PROBLEM:
All lines below are to be output exactly as they stand.

Data about app and page elements
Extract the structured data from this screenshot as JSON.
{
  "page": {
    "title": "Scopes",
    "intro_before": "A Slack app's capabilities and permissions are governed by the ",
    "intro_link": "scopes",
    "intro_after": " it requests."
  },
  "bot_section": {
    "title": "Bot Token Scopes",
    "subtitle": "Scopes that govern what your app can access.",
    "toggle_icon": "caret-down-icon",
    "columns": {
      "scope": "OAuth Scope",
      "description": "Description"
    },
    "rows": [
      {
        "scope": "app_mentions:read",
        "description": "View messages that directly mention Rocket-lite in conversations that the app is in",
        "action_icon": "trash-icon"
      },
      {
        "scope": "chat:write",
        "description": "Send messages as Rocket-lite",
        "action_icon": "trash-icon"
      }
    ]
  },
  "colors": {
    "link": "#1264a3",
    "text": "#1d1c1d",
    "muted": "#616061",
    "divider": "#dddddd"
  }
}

RESPONSE FOR THIS EXERCISE:
Extract the structured data from this screenshot as JSON.
{
  "page": {
    "title": "Scopes",
    "intro_before": "A Slack app's capabilities and permissions are governed by the ",
    "intro_link": "scopes",
    "intro_after": " it requests."
  },
  "bot_section": {
    "title": "Bot Token Scopes",
    "subtitle": "Scopes that govern what your app can access.",
    "toggle_icon": "caret-down-icon",
    "columns": {
      "scope": "OAuth Scope",
      "description": "Description"
    },
    "rows": [
      {
        "scope": "app_mentions:read",
        "description": "View messages that directly mention Rocket-lite in conversations that the app is in",
        "action_icon": "trash-icon"
      },
      {
        "scope": "chat:write",
        "description": "Send messages as Rocket-lite",
        "action_icon": "trash-icon"
      }
    ]
  },
  "colors": {
    "link": "#1264a3",
    "text": "#1d1c1d",
    "muted": "#616061",
    "divider": "#dddddd"
  }
}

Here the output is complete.